:: WORK INSTRUCTIONS ::
Each line of the records needs to come back exactly as written.

:: Stored items ::
━━━━━━━━━━━━━━━━━━━━
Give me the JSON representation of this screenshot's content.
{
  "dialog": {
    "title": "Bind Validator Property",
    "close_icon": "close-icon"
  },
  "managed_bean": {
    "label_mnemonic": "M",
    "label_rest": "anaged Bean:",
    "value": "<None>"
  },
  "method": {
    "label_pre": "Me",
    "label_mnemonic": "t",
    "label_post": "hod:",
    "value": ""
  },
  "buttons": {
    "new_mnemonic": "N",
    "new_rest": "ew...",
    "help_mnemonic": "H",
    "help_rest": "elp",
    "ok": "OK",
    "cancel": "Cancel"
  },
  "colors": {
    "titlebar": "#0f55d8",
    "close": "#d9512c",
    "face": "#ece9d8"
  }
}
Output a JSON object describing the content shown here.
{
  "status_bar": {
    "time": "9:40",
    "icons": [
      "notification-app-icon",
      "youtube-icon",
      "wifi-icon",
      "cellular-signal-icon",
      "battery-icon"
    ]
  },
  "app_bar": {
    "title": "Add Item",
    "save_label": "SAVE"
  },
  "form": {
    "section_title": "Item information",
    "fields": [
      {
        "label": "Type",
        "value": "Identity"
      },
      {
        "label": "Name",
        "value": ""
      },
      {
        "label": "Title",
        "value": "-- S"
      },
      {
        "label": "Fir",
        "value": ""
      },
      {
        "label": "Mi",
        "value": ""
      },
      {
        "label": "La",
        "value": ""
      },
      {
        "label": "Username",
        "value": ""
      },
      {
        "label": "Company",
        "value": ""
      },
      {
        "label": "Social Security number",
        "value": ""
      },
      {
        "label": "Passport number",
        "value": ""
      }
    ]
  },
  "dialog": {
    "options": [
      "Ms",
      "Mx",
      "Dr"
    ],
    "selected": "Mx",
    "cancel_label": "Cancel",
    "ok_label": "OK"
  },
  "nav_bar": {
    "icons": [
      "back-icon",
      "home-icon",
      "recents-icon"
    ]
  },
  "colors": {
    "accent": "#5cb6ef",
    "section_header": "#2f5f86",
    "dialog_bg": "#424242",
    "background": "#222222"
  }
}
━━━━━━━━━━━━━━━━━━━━
:: REPLY ::
Give me the JSON representation of this screenshot's content.
{
  "dialog": {
    "title": "Bind Validator Property",
    "close_icon": "close-icon"
  },
  "managed_bean": {
    "label_mnemonic": "M",
    "label_rest": "anaged Bean:",
    "value": "<None>"
  },
  "method": {
    "label_pre": "Me",
    "label_mnemonic": "t",
    "label_post": "hod:",
    "value": ""
  },
  "buttons": {
    "new_mnemonic": "N",
    "new_rest": "ew...",
    "help_mnemonic": "H",
    "help_rest": "elp",
    "ok": "OK",
    "cancel": "Cancel"
  },
  "colors": {
    "titlebar": "#0f55d8",
    "close": "#d9512c",
    "face": "#ece9d8"
  }
}
Output a JSON object describing the content shown here.
{
  "status_bar": {
    "time": "9:40",
    "icons": [
      "notification-app-icon",
      "youtube-icon",
      "wifi-icon",
      "cellular-signal-icon",
      "battery-icon"
    ]
  },
  "app_bar": {
    "title": "Add Item",
    "save_label": "SAVE"
  },
  "form": {
    "section_title": "Item information",
    "fields": [
      {
        "label": "Type",
        "value": "Identity"
      },
      {
        "label": "Name",
        "value": ""
      },
      {
        "label": "Title",
        "value": "-- S"
      },
      {
        "label": "Fir",
        "value": ""
      },
      {
        "label": "Mi",
        "value": ""
      },
      {
        "label": "La",
        "value": ""
      },
      {
        "label": "Username",
        "value": ""
      },
      {
        "label": "Company",
        "value": ""
      },
      {
        "label": "Social Security number",
        "value": ""
      },
      {
        "label": "Passport number",
        "value": ""
      }
    ]
  },
  "dialog": {
    "options": [
      "Ms",
      "Mx",
      "Dr"
    ],
    "selected": "Mx",
    "cancel_label": "Cancel",
    "ok_label": "OK"
  },
  "nav_bar": {
    "icons": [
      "back-icon",
      "home-icon",
      "recents-icon"
    ]
  },
  "colors": {
    "accent": "#5cb6ef",
    "section_header": "#2f5f86",
    "dialog_bg": "#424242",
    "background": "#222222"
  }
}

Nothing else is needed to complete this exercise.